by Liz Marchant

Anyone who has ever tried to quit smoking, give up sugar, start a gym routine, or hit 10,000 steps a day knows that habits can be hard to change. With the right tools, you can choose your habits and avoid a situation in which your habits control you in a negative way. 

Our team recently set to unlock our professional and personal potential by reading Atomic Habits by James Clear. The book offers a practical guide on how to create good habits and break bad ones by making incremental changes that become exponential  

James says real change comes from the compound effect of many small decisions. This can include doing two push-ups a day, waking up five minutes early, or holding a single phone call. These are described as ‘atomic habits’, revealing how miniscule changes can deliver life-altering outcomes. 

The author uncovers three simple life hacks which resonated with the team:

1. The forgotten art of habit stacking 

This concept involves using the connectedness of behaviour to build new habits. It works by identifying a current habit and then adding a new behaviour on top. For example, it could be heading to the bathroom before leaving work to change into your athletic gear to motivate you to the gym. Tying your desired behaviour into something you do every day will help create a new ‘atomic habit.’ The team observed it is critical to have as many things working in your favour as possible so you can overcome the natural challenges. We don’t get instant rewards for the harder things, so we need to create our own rewards. This could be something like creating streaks on calendars, step goals for client campaigns or personal goals, etc. 

2. The unexpected power of the two-minute rule 

The idea of creating new habits can sometimes be overwhelming. For example, if someone wants to run a marathon or read 60 books in one year, that large target can seem unattainable. So, it can help to chunk your efforts down into habits that take less than two minutes. For example, running for two minutes or reading just three pages of a book. By making habits that seem hard feel easier, you can integrate them into your life more successfullySoon, two minutes of running can turn into 20 minutes and then two hours; reading three pages before bed will become three chapters a day and then three books a fortnight.  

In the marketing and PR world, this rule could help newer professionals build their careers by forming good habits to become a nimbler operator in the sector. If a person’s goal is to call clients or journalists more often, the two-minute rule could see them start with making just one phone call per day. 

3. Trick to entering the Goldilockszone 

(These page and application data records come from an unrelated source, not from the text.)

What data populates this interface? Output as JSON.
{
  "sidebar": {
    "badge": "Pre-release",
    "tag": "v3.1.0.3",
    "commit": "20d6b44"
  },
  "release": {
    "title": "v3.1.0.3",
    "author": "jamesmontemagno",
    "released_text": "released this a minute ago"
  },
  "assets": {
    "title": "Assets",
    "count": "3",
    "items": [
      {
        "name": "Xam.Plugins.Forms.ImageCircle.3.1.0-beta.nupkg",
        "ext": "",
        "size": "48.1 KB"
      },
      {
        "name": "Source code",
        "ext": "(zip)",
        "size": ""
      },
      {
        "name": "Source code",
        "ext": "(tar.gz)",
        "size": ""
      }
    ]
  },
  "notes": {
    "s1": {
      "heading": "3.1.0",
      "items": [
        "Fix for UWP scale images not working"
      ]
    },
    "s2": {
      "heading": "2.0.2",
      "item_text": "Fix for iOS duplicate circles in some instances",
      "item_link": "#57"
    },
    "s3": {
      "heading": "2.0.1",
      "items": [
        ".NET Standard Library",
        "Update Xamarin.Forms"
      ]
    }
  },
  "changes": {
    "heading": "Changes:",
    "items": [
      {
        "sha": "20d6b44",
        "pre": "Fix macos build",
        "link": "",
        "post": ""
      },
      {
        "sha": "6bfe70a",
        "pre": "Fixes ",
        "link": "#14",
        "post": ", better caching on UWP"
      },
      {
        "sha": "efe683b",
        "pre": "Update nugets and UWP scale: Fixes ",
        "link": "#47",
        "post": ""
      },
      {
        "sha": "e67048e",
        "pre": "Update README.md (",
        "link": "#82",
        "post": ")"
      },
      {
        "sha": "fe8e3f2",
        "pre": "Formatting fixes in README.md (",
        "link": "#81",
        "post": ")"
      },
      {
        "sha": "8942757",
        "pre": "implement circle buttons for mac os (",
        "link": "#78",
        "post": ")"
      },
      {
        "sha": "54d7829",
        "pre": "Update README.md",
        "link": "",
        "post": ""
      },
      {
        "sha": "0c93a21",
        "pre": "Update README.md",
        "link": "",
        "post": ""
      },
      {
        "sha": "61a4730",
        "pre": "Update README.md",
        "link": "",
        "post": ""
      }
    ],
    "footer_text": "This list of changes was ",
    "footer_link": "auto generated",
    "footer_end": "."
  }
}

The Goldilocks rule states that humans experience peak motivation when working on tasks that are right on the edge of the current abilities. As habits become routine, they become less interesting and less satisfying, meaning we get bored. People experience burnout if they don’t proactively change work habits by reviewing practices or setting goals.  

Overall, building good habits starts with creating small habits that have an outsized impact over months and years. Whether it’s starting a new habit or changing an old one, success comes from breaking big goals down into small, achievable actions.  

There are many ways to set atomic habits such as 

  • listing tomorrow’s priorities the day before to set up success in the morning
  • reset the room
  • have an accountability partner for your habits
  • create a habit scorecard to track your habits
  • track your streaks

In fact our team is now kicking off a 30 day habit challenge, using the streak technique identified in the book.